Prompt> In the records below, find the lines that include "IMDH" and copy each.

(Provided information begins)

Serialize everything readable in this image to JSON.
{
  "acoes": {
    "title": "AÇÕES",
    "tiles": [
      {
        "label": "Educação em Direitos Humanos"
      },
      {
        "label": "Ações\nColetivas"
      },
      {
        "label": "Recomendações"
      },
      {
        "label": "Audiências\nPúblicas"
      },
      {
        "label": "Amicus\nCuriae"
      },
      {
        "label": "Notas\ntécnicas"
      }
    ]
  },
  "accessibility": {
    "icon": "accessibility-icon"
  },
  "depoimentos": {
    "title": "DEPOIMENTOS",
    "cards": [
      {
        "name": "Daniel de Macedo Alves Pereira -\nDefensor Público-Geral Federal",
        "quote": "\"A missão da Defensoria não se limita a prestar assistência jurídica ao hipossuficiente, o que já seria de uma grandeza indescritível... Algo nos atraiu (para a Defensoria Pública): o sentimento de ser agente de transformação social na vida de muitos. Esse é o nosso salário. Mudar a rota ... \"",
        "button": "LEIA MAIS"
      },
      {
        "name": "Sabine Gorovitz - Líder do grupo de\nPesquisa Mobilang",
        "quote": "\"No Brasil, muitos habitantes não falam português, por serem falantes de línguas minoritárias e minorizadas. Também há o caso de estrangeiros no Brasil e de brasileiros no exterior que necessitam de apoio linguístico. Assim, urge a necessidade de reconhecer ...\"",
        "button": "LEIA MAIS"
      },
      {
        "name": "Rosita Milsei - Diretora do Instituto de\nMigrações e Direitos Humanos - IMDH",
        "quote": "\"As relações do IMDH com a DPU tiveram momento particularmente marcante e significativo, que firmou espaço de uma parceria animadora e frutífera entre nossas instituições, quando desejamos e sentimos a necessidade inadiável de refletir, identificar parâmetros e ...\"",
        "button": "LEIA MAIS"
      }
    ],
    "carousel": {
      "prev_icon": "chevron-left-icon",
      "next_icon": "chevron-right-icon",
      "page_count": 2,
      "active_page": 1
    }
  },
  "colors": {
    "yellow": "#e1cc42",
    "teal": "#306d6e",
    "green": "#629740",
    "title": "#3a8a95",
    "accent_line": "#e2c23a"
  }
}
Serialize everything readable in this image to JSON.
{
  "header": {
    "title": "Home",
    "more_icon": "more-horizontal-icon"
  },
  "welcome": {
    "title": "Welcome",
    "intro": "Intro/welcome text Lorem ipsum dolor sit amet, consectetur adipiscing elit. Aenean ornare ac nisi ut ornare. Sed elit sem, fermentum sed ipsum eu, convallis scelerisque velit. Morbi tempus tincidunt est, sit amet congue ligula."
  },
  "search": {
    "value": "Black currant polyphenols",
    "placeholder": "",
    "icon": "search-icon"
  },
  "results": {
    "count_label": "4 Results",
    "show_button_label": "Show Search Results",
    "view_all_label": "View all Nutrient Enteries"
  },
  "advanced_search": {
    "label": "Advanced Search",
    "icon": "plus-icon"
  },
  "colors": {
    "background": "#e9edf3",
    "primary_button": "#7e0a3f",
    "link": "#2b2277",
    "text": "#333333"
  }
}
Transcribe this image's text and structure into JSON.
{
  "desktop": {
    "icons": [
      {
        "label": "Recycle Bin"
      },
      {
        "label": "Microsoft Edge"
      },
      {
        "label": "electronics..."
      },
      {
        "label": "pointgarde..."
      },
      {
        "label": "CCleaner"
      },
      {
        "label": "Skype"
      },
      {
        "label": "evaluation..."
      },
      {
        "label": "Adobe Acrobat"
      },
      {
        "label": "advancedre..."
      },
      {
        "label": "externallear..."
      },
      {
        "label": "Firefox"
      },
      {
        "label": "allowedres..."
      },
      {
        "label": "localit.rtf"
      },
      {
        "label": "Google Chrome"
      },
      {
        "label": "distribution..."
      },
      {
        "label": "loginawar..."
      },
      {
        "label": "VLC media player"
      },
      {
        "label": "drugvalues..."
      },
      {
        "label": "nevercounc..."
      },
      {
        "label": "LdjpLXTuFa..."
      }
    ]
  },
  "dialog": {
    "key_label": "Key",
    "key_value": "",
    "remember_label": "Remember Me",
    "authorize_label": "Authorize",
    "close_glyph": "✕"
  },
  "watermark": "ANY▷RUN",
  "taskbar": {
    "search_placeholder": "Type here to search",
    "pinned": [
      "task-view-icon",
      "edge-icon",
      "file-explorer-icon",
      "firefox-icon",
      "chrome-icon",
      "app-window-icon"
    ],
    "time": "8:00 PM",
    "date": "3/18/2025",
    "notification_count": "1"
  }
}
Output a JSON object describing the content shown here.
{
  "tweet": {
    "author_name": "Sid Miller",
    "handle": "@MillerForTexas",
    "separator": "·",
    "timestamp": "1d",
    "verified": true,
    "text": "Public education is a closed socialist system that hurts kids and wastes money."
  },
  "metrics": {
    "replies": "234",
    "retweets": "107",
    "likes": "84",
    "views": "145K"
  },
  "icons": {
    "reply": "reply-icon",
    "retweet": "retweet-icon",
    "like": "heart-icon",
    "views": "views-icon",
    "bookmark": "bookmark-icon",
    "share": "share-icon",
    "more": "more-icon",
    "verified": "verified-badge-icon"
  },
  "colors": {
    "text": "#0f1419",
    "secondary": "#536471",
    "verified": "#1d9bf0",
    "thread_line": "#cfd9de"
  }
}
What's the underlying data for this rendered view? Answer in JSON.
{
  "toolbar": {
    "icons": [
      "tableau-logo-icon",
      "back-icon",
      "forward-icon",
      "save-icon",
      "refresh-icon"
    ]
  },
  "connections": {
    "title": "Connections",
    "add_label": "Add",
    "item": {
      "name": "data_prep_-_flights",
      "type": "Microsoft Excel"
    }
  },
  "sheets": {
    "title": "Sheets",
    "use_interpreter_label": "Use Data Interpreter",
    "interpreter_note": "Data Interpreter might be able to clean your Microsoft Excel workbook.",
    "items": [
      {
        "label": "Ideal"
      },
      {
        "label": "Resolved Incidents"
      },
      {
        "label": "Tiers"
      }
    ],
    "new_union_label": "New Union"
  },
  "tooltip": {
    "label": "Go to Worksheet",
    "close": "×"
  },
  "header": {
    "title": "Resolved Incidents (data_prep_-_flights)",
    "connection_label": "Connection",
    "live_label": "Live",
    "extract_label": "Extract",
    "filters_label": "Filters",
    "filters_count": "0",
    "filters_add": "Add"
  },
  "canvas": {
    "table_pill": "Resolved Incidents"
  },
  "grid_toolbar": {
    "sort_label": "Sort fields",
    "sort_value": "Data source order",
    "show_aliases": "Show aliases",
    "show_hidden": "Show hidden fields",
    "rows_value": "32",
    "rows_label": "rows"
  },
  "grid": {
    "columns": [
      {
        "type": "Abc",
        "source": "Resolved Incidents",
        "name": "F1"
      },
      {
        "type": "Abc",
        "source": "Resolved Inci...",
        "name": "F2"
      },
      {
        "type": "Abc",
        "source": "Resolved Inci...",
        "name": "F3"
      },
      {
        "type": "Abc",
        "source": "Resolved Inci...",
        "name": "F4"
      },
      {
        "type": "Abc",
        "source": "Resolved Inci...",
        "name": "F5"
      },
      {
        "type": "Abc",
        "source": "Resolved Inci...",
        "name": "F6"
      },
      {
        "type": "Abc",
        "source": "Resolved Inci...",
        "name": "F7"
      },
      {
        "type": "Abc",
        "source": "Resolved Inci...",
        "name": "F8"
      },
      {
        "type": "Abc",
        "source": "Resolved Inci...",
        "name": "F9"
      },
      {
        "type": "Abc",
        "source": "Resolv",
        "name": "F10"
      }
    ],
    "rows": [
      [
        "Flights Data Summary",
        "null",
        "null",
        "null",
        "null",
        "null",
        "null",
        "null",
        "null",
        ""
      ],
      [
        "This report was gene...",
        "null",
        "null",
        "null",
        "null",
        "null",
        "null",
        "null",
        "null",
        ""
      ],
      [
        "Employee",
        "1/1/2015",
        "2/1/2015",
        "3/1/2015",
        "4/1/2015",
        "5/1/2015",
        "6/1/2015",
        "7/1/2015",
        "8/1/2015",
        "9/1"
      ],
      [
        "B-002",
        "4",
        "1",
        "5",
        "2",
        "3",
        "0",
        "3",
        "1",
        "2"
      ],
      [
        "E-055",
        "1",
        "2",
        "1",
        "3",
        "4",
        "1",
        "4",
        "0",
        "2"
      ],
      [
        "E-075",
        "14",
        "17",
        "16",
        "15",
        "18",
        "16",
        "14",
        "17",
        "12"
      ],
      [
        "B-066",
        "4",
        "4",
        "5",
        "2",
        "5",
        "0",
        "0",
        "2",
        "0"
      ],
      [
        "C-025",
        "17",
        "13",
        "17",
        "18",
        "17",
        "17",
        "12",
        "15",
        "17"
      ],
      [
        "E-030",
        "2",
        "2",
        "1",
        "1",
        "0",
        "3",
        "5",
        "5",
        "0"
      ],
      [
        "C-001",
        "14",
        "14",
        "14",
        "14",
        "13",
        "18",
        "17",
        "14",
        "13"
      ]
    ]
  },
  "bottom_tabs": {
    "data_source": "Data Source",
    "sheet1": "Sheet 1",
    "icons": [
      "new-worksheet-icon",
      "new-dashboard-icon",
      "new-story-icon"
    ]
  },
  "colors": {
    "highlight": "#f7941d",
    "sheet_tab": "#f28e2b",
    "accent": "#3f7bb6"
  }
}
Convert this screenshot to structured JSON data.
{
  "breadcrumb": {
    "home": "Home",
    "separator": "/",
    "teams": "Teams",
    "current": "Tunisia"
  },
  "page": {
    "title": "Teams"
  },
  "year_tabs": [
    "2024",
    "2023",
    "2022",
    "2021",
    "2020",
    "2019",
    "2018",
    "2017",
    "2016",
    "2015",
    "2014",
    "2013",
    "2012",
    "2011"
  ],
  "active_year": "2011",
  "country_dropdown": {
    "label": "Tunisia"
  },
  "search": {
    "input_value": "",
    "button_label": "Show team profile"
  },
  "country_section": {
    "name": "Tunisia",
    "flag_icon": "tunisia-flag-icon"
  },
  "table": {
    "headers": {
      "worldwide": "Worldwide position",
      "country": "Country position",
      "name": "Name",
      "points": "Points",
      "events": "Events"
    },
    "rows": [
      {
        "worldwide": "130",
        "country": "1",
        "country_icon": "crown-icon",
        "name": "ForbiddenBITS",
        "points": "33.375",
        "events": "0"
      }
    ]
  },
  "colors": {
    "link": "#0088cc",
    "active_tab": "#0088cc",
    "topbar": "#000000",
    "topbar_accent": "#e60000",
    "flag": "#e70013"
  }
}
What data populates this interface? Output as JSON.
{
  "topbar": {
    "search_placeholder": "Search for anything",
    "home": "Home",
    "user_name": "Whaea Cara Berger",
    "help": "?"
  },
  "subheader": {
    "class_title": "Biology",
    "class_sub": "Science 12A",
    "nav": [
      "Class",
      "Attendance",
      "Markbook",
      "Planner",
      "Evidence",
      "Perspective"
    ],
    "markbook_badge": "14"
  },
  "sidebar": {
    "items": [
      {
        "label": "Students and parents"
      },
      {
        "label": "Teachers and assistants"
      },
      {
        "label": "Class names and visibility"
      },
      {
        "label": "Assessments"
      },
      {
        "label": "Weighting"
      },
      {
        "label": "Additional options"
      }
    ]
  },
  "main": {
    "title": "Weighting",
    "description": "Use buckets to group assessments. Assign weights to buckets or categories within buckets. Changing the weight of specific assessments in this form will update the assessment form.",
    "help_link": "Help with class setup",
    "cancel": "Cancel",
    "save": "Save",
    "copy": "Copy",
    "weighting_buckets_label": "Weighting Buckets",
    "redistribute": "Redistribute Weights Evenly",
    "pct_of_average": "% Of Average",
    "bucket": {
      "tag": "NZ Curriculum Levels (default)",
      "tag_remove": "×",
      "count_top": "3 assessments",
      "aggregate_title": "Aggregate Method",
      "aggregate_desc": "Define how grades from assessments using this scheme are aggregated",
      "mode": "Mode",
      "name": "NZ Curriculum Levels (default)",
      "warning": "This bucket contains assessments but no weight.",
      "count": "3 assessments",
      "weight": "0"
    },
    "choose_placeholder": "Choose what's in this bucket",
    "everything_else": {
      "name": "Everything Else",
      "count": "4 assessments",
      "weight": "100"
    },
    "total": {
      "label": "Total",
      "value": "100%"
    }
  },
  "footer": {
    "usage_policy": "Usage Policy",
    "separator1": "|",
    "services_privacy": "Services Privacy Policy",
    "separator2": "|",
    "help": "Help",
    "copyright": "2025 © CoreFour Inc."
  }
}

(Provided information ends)

Answer to this exercise>
        "name": "Rosita Milsei - Diretora do Instituto de\nMigrações e Direitos Humanos - IMDH",
        "quote": "\"As relações do IMDH com a DPU tiveram momento particularmente marcante e significativo, que firmou espaço de uma parceria animadora e frutífera entre nossas instituições, quando desejamos e sentimos a necessidade inadiável de refletir, identificar parâmetros e ...\"",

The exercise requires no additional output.